* [Exercise material]:
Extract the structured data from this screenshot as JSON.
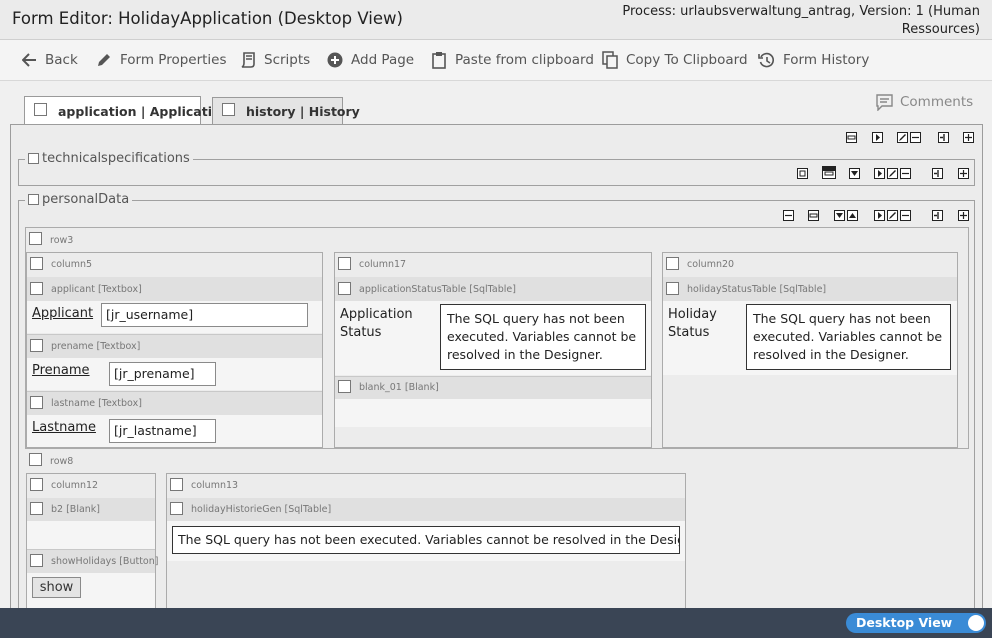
{
  "header": {
    "title": "Form Editor: HolidayApplication (Desktop View)",
    "process": "Process: urlaubsverwaltung_antrag, Version: 1 (Human Ressources)"
  },
  "toolbar": {
    "back": "Back",
    "form_properties": "Form Properties",
    "scripts": "Scripts",
    "add_page": "Add Page",
    "paste": "Paste from clipboard",
    "copy": "Copy To Clipboard",
    "history": "Form History"
  },
  "tabs": [
    {
      "label": "application | Application",
      "active": true
    },
    {
      "label": "history | History",
      "active": false
    }
  ],
  "comments": "Comments",
  "sections": {
    "technical": "technicalspecifications",
    "personal": "personalData"
  },
  "rows": {
    "row3": "row3",
    "row8": "row8"
  },
  "columns": {
    "column5": "column5",
    "column17": "column17",
    "column20": "column20",
    "column12": "column12",
    "column13": "column13"
  },
  "elements": {
    "applicant_id": "applicant [Textbox]",
    "applicant_label": "Applicant",
    "applicant_value": "[jr_username]",
    "prename_id": "prename [Textbox]",
    "prename_label": "Prename",
    "prename_value": "[jr_prename]",
    "lastname_id": "lastname [Textbox]",
    "lastname_label": "Lastname",
    "lastname_value": "[jr_lastname]",
    "appstatus_id": "applicationStatusTable [SqlTable]",
    "appstatus_label": "Application Status",
    "blank01_id": "blank_01 [Blank]",
    "holidaystatus_id": "holidayStatusTable [SqlTable]",
    "holidaystatus_label": "Holiday Status",
    "b2_id": "b2 [Blank]",
    "showholidays_id": "showHolidays [Button]",
    "show_button": "show",
    "histgen_id": "holidayHistorieGen [SqlTable]"
  },
  "sql_message_wrapped": "The SQL query has not been executed. Variables cannot be resolved in the Designer.",
  "sql_message": "The SQL query has not been executed. Variables cannot be resolved in the Designer.",
  "footer": {
    "view_toggle": "Desktop View",
    "view_toggle_on": true
  },
  "colors": {
    "footer_bg": "#3a4555",
    "toggle_bg": "#3a8bd6"
  }
}
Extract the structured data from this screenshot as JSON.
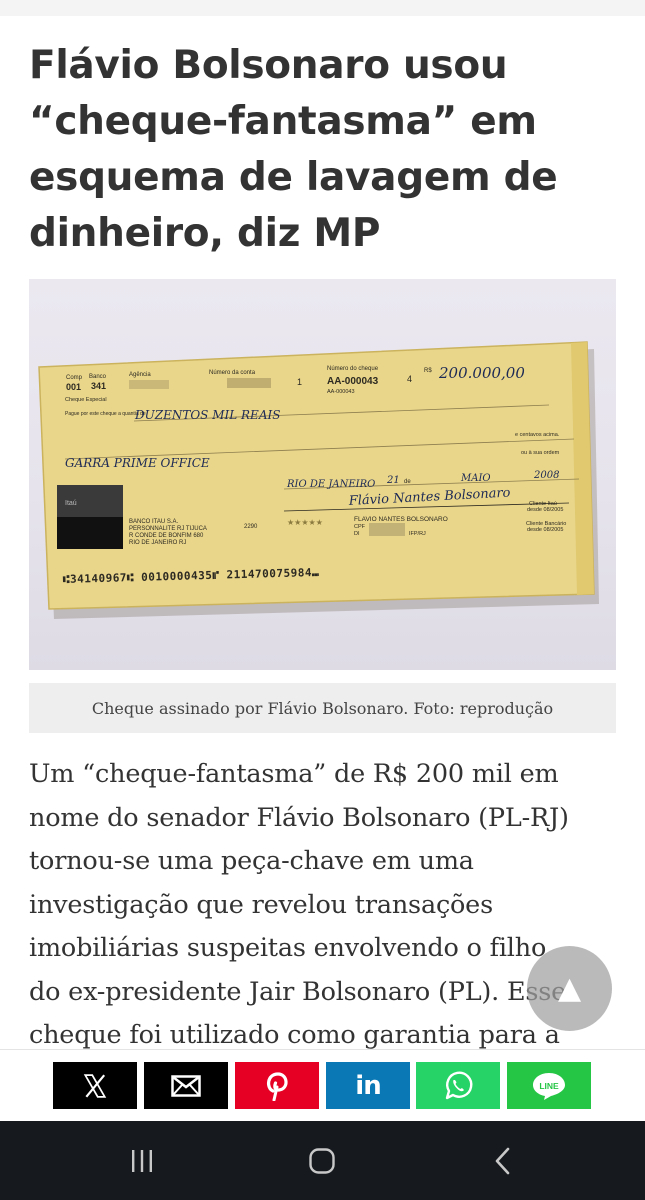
{
  "article": {
    "headline_lines": [
      "Flávio Bolsonaro usou",
      "“cheque-fantasma” em",
      "esquema de lavagem de",
      "dinheiro, diz MP"
    ],
    "photo_caption": "Cheque assinado por Flávio Bolsonaro. Foto: reprodução",
    "body_lines": [
      "Um “cheque-fantasma” de R$ 200 mil em",
      "nome do senador Flávio Bolsonaro (PL-RJ)",
      "tornou-se uma peça-chave em uma",
      "investigação que revelou transações",
      "imobiliárias suspeitas envolvendo o filho",
      "do ex-presidente Jair Bolsonaro (PL). Esse",
      "cheque foi utilizado como garantia para a"
    ]
  },
  "cheque": {
    "field_comp": "Comp",
    "field_banco": "Banco",
    "field_agencia": "Agência",
    "field_conta": "Número da conta",
    "field_numero": "Número do cheque",
    "comp": "001",
    "banco": "341",
    "cheque_number": "AA-000043",
    "cheque_number_small": "AA-000043",
    "digit_a": "1",
    "digit_b": "4",
    "currency": "R$",
    "amount": "200.000,00",
    "cheque_especial": "Cheque Especial",
    "pague_label": "Pague por este cheque a quantia de",
    "amount_words": "DUZENTOS MIL REAIS",
    "centavos_label": "e centavos acima.",
    "a_ordem_label": "a ou à sua ordem",
    "payee": "GARRA PRIME OFFICE",
    "ou_label": "ou à sua ordem",
    "place_date_city": "RIO DE JANEIRO",
    "place_date_day": "21",
    "place_date_de": "de",
    "place_date_month": "MAIO",
    "place_date_year": "2008",
    "signature": "Flávio Nantes Bolsonaro",
    "holder_name": "FLAVIO NANTES BOLSONARO",
    "holder_cpf_label": "CPF",
    "holder_di_label": "DI",
    "holder_di_suffix": "IFP/RJ",
    "bank_logo_text": "Itaú",
    "bank_name": "BANCO ITAU S.A.",
    "bank_branch": "PERSONNALITE RJ TIJUCA",
    "bank_branch_code": "2290",
    "bank_address": "R CONDE DE BONFIM 680",
    "bank_city": "RIO DE JANEIRO RJ",
    "stars": "★★★★★",
    "client_label_1": "Cliente Itaú",
    "client_since_1": "desde 08/2005",
    "client_label_2": "Cliente Bancário",
    "client_since_2": "desde 08/2005",
    "micr_line": "⑆34140967⑆ 0010000435⑈ 211470075984⑉"
  },
  "share": {
    "items": [
      {
        "name": "x",
        "icon": "x-logo-icon"
      },
      {
        "name": "email",
        "icon": "envelope-icon"
      },
      {
        "name": "pinterest",
        "icon": "pinterest-icon"
      },
      {
        "name": "linkedin",
        "label": "in",
        "icon": "linkedin-icon"
      },
      {
        "name": "whatsapp",
        "icon": "whatsapp-icon"
      },
      {
        "name": "line",
        "label": "LINE",
        "icon": "line-icon"
      }
    ],
    "colors": {
      "x": "#000000",
      "email": "#000000",
      "pinterest": "#e60023",
      "linkedin": "#0a78b5",
      "whatsapp": "#25d366",
      "line": "#25c545"
    }
  },
  "scroll_top": {
    "icon": "up-triangle-icon",
    "glyph": "▲"
  },
  "nav": {
    "recent": "recent-apps-icon",
    "home": "home-icon",
    "back": "back-icon"
  }
}
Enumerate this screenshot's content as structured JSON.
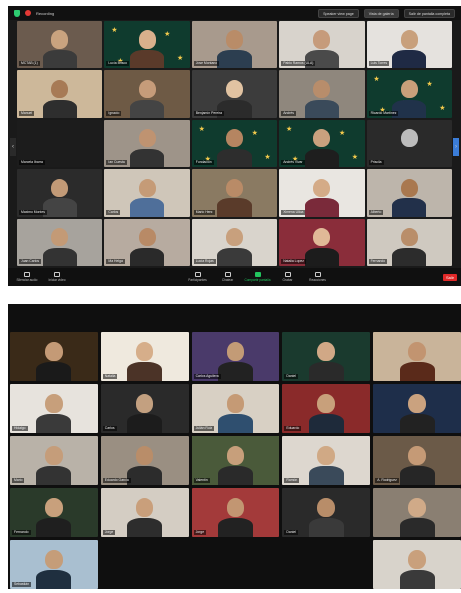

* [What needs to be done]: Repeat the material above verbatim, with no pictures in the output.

* [Response area]:
Extract the structured data from this screenshot as JSON.
{
  "header": {
    "title": "Form Editor: HolidayApplication (Desktop View)",
    "process": "Process: urlaubsverwaltung_antrag, Version: 1 (Human Ressources)"
  },
  "toolbar": {
    "back": "Back",
    "form_properties": "Form Properties",
    "scripts": "Scripts",
    "add_page": "Add Page",
    "paste": "Paste from clipboard",
    "copy": "Copy To Clipboard",
    "history": "Form History"
  },
  "tabs": [
    {
      "label": "application | Application",
      "active": true
    },
    {
      "label": "history | History",
      "active": false
    }
  ],
  "comments": "Comments",
  "sections": {
    "technical": "technicalspecifications",
    "personal": "personalData"
  },
  "rows": {
    "row3": "row3",
    "row8": "row8"
  },
  "columns": {
    "column5": "column5",
    "column17": "column17",
    "column20": "column20",
    "column12": "column12",
    "column13": "column13"
  },
  "elements": {
    "applicant_id": "applicant [Textbox]",
    "applicant_label": "Applicant",
    "applicant_value": "[jr_username]",
    "prename_id": "prename [Textbox]",
    "prename_label": "Prename",
    "prename_value": "[jr_prename]",
    "lastname_id": "lastname [Textbox]",
    "lastname_label": "Lastname",
    "lastname_value": "[jr_lastname]",
    "appstatus_id": "applicationStatusTable [SqlTable]",
    "appstatus_label": "Application Status",
    "blank01_id": "blank_01 [Blank]",
    "holidaystatus_id": "holidayStatusTable [SqlTable]",
    "holidaystatus_label": "Holiday Status",
    "b2_id": "b2 [Blank]",
    "showholidays_id": "showHolidays [Button]",
    "show_button": "show",
    "histgen_id": "holidayHistorieGen [SqlTable]"
  },
  "sql_message_wrapped": "The SQL query has not been executed. Variables cannot be resolved in the Designer.",
  "sql_message": "The SQL query has not been executed. Variables cannot be resolved in the Designer.",
  "footer": {
    "view_toggle": "Desktop View",
    "view_toggle_on": true
  },
  "colors": {
    "footer_bg": "#3a4555",
    "toggle_bg": "#3a8bd6"
  }
}
Extract the structured data from this screenshot as JSON.
{
  "article": {
    "headline_lines": [
      "Flávio Bolsonaro usou",
      "“cheque-fantasma” em",
      "esquema de lavagem de",
      "dinheiro, diz MP"
    ],
    "photo_caption": "Cheque assinado por Flávio Bolsonaro. Foto: reprodução",
    "body_lines": [
      "Um “cheque-fantasma” de R$ 200 mil em",
      "nome do senador Flávio Bolsonaro (PL-RJ)",
      "tornou-se uma peça-chave em uma",
      "investigação que revelou transações",
      "imobiliárias suspeitas envolvendo o filho",
      "do ex-presidente Jair Bolsonaro (PL). Esse",
      "cheque foi utilizado como garantia para a"
    ]
  },
  "cheque": {
    "field_comp": "Comp",
    "field_banco": "Banco",
    "field_agencia": "Agência",
    "field_conta": "Número da conta",
    "field_numero": "Número do cheque",
    "comp": "001",
    "banco": "341",
    "cheque_number": "AA-000043",
    "cheque_number_small": "AA-000043",
    "digit_a": "1",
    "digit_b": "4",
    "currency": "R$",
    "amount": "200.000,00",
    "cheque_especial": "Cheque Especial",
    "pague_label": "Pague por este cheque a quantia de",
    "amount_words": "DUZENTOS MIL REAIS",
    "centavos_label": "e centavos acima.",
    "a_ordem_label": "a ou à sua ordem",
    "payee": "GARRA PRIME OFFICE",
    "ou_label": "ou à sua ordem",
    "place_date_city": "RIO DE JANEIRO",
    "place_date_day": "21",
    "place_date_de": "de",
    "place_date_month": "MAIO",
    "place_date_year": "2008",
    "signature": "Flávio Nantes Bolsonaro",
    "holder_name": "FLAVIO NANTES BOLSONARO",
    "holder_cpf_label": "CPF",
    "holder_di_label": "DI",
    "holder_di_suffix": "IFP/RJ",
    "bank_logo_text": "Itaú",
    "bank_name": "BANCO ITAU S.A.",
    "bank_branch": "PERSONNALITE RJ TIJUCA",
    "bank_branch_code": "2290",
    "bank_address": "R CONDE DE BONFIM 680",
    "bank_city": "RIO DE JANEIRO RJ",
    "stars": "★★★★★",
    "client_label_1": "Cliente Itaú",
    "client_since_1": "desde 08/2005",
    "client_label_2": "Cliente Bancário",
    "client_since_2": "desde 08/2005",
    "micr_line": "⑆34140967⑆ 0010000435⑈ 211470075984⑉"
  },
  "share": {
    "items": [
      {
        "name": "x",
        "icon": "x-logo-icon"
      },
      {
        "name": "email",
        "icon": "envelope-icon"
      },
      {
        "name": "pinterest",
        "icon": "pinterest-icon"
      },
      {
        "name": "linkedin",
        "label": "in",
        "icon": "linkedin-icon"
      },
      {
        "name": "whatsapp",
        "icon": "whatsapp-icon"
      },
      {
        "name": "line",
        "label": "LINE",
        "icon": "line-icon"
      }
    ],
    "colors": {
      "x": "#000000",
      "email": "#000000",
      "pinterest": "#e60023",
      "linkedin": "#0a78b5",
      "whatsapp": "#25d366",
      "line": "#25c545"
    }
  },
  "scroll_top": {
    "icon": "up-triangle-icon",
    "glyph": "▲"
  },
  "nav": {
    "recent": "recent-apps-icon",
    "home": "home-icon",
    "back": "back-icon"
  }
}
Enumerate this screenshot's content as structured JSON.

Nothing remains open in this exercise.